Insights & Expertise

Saint Joseph’s, Mercy Catholic Medical Center Propose Global Model for Healthcare Providers Serving Undocumented Populations

health care worker using blood pressure cuff

Life expectancy can vary more than 20 years depending on the zip code of a resident in Philadelphia. In the city, health outcomes tend to be poorer and barriers to health care greater for minorities and particularly for immigrant populations. With the goal of changing troubling trends like these, Saint Joseph’s University and Mercy Catholic Medical Center developed the Mercy Health Promoter model to serve the Hispanic immigrant population in Philadelphia amid growing need, but with a design that can be scaled globally.

After a comprehensive needs assessment, the two institutions jointly developed the Mercy Health Promoter (MHP) model, a comprehensive education and prevention community-based outreach model that concentrates on the health needs of specific immigrant communities. Members of the immigrant population are trained as health promoters to serve others in their community through health education and access to important services. The group published their findings in the Internet Journal of Public Health.

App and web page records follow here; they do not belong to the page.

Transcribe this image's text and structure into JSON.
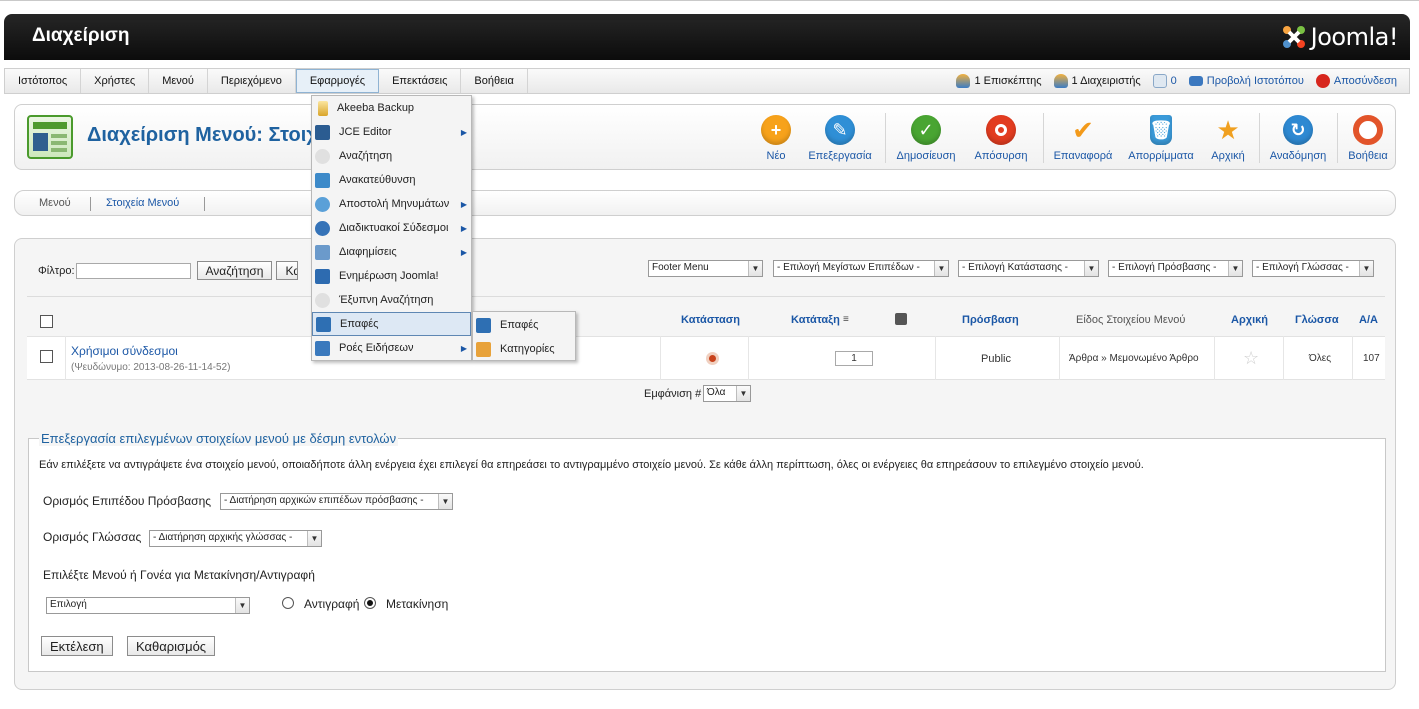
{
  "header": {
    "title": "Διαχείριση",
    "logo_text": "Joomla!"
  },
  "menubar": {
    "items": [
      {
        "label": "Ιστότοπος"
      },
      {
        "label": "Χρήστες"
      },
      {
        "label": "Μενού"
      },
      {
        "label": "Περιεχόμενο"
      },
      {
        "label": "Εφαρμογές"
      },
      {
        "label": "Επεκτάσεις"
      },
      {
        "label": "Βοήθεια"
      }
    ],
    "active_item": "Εφαρμογές",
    "status": {
      "visitors": "1 Επισκέπτης",
      "admins": "1 Διαχειριστής",
      "messages": "0",
      "view_site": "Προβολή Ιστοτόπου",
      "logout": "Αποσύνδεση"
    }
  },
  "toolbar": {
    "page_title": "Διαχείριση Μενού: Στοιχεία Μενού",
    "buttons": [
      {
        "label": "Νέο",
        "icon": "plus-icon",
        "color": "#f7a21b"
      },
      {
        "label": "Επεξεργασία",
        "icon": "pencil-icon",
        "color": "#2f8fd6"
      },
      {
        "label": "Δημοσίευση",
        "icon": "check-icon",
        "color": "#49a532"
      },
      {
        "label": "Απόσυρση",
        "icon": "unpublish-icon",
        "color": "#e23c20"
      },
      {
        "label": "Επαναφορά",
        "icon": "checkmark-icon",
        "color": "#f39a1a"
      },
      {
        "label": "Απορρίμματα",
        "icon": "trash-icon",
        "color": "#3a9ad9"
      },
      {
        "label": "Αρχική",
        "icon": "star-icon",
        "color": "#f0a020"
      },
      {
        "label": "Αναδόμηση",
        "icon": "refresh-icon",
        "color": "#2e89d2"
      },
      {
        "label": "Βοήθεια",
        "icon": "lifebuoy-icon",
        "color": "#e2542a"
      }
    ]
  },
  "submenu": {
    "items": [
      "Μενού",
      "Στοιχεία Μενού"
    ],
    "active": "Στοιχεία Μενού"
  },
  "filter": {
    "label": "Φίλτρο:",
    "search_value": "",
    "search_button": "Αναζήτηση",
    "clear_button": "Κα",
    "selects": [
      "Footer Menu",
      "- Επιλογή Μεγίστων Επιπέδων -",
      "- Επιλογή Κατάστασης -",
      "- Επιλογή Πρόσβασης -",
      "- Επιλογή Γλώσσας -"
    ]
  },
  "table": {
    "headers": {
      "status": "Κατάσταση",
      "ordering": "Κατάταξη",
      "access": "Πρόσβαση",
      "type": "Είδος Στοιχείου Μενού",
      "home": "Αρχική",
      "language": "Γλώσσα",
      "id": "Α/Α"
    },
    "rows": [
      {
        "title": "Χρήσιμοι σύνδεσμοι",
        "alias": "(Ψευδώνυμο: 2013-08-26-11-14-52)",
        "order": "1",
        "access": "Public",
        "type": "Άρθρα » Μεμονωμένο Άρθρο",
        "language": "Όλες",
        "id": "107"
      }
    ],
    "display_label": "Εμφάνιση #",
    "display_value": "Όλα"
  },
  "batch": {
    "legend": "Επεξεργασία επιλεγμένων στοιχείων μενού με δέσμη εντολών",
    "note": "Εάν επιλέξετε να αντιγράψετε ένα στοιχείο μενού, οποιαδήποτε άλλη ενέργεια έχει επιλεγεί θα επηρεάσει το αντιγραμμένο στοιχείο μενού. Σε κάθε άλλη περίπτωση, όλες οι ενέργειες θα επηρεάσουν το επιλεγμένο στοιχείο μενού.",
    "access_label": "Ορισμός Επιπέδου Πρόσβασης",
    "access_value": "- Διατήρηση αρχικών επιπέδων πρόσβασης -",
    "language_label": "Ορισμός Γλώσσας",
    "language_value": "- Διατήρηση αρχικής γλώσσας -",
    "move_label": "Επιλέξτε Μενού ή Γονέα για Μετακίνηση/Αντιγραφή",
    "move_value": "Επιλογή",
    "copy_label": "Αντιγραφή",
    "move_radio_label": "Μετακίνηση",
    "run_button": "Εκτέλεση",
    "clear_button": "Καθαρισμός"
  },
  "dropdown": {
    "items": [
      {
        "label": "Akeeba Backup",
        "icon": "akeeba-icon",
        "color": "#d9a52a"
      },
      {
        "label": "JCE Editor",
        "icon": "jce-icon",
        "color": "#2b5c91",
        "submenu": true
      },
      {
        "label": "Αναζήτηση",
        "icon": "search-icon",
        "color": "#c8c8c8"
      },
      {
        "label": "Ανακατεύθυνση",
        "icon": "redirect-icon",
        "color": "#3d8ac9"
      },
      {
        "label": "Αποστολή Μηνυμάτων",
        "icon": "messaging-icon",
        "color": "#5aa0d8",
        "submenu": true
      },
      {
        "label": "Διαδικτυακοί Σύδεσμοι",
        "icon": "weblinks-icon",
        "color": "#3573b8",
        "submenu": true
      },
      {
        "label": "Διαφημίσεις",
        "icon": "banners-icon",
        "color": "#6b9acb",
        "submenu": true
      },
      {
        "label": "Ενημέρωση Joomla!",
        "icon": "update-icon",
        "color": "#2d6bb0"
      },
      {
        "label": "Έξυπνη Αναζήτηση",
        "icon": "finder-icon",
        "color": "#c8c8c8"
      },
      {
        "label": "Επαφές",
        "icon": "contacts-icon",
        "color": "#2e6fb3",
        "submenu": true
      },
      {
        "label": "Ροές Ειδήσεων",
        "icon": "rss-icon",
        "color": "#3a79bd",
        "submenu": true
      }
    ],
    "highlighted": "Επαφές",
    "flyout": [
      {
        "label": "Επαφές",
        "icon": "contacts-icon",
        "color": "#2e6fb3"
      },
      {
        "label": "Κατηγορίες",
        "icon": "categories-icon",
        "color": "#e8a23a"
      }
    ]
  }
}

“The increase of undocumented immigrants residing in the United States and here in West Philadelphia presents new and unique challenges to the existing health care delivery system,” said Sister Donna Watto, RSM, Vice President of Mission Integration, Mercy Catholic Medical Center. “Catholic health care calls for new ways to treat and care for vulnerable communities and that is what we’ve done through the health promoters program.”

Based on the program’s success in Philadelphia’s African populations in 2014, the Institute and Mercy collaborated with local church communities to bring this model to the Hispanic immigrant population surrounding parishes in West Philadelphia. The model’s foundation is based on an established program commonly used in developing nations, which has not only increased medical care in remote areas, but has also saved countless lives.

“If Americans truly believe that we are all created equal, we should also insist that we all must receive equal access to medical treatment and resources,” says Peter Clark, S.J., Ph.D., first author on the paper, Director of the Institute of Clinical Bioethics, and John McShain Chair of Ethics at Saint Joseph’s. “Unless Americans address these disparities and begin to eradicate them, we will never attain the goal of providing high-quality, equitable health care in our country.”

The team’s research gives special attention to the ethical considerations of the Health Promoter Program, exploring principles of beneficence and distributive justice by highlighting the human dignity of each person no matter race, ethnicity, creed, socioeconomic status or immigration status.

“Our work with the Mercy Health Promoter Model has the opportunity to set a precedent and offer a framework for future applications across the country and globe,” believes Fr. Clark.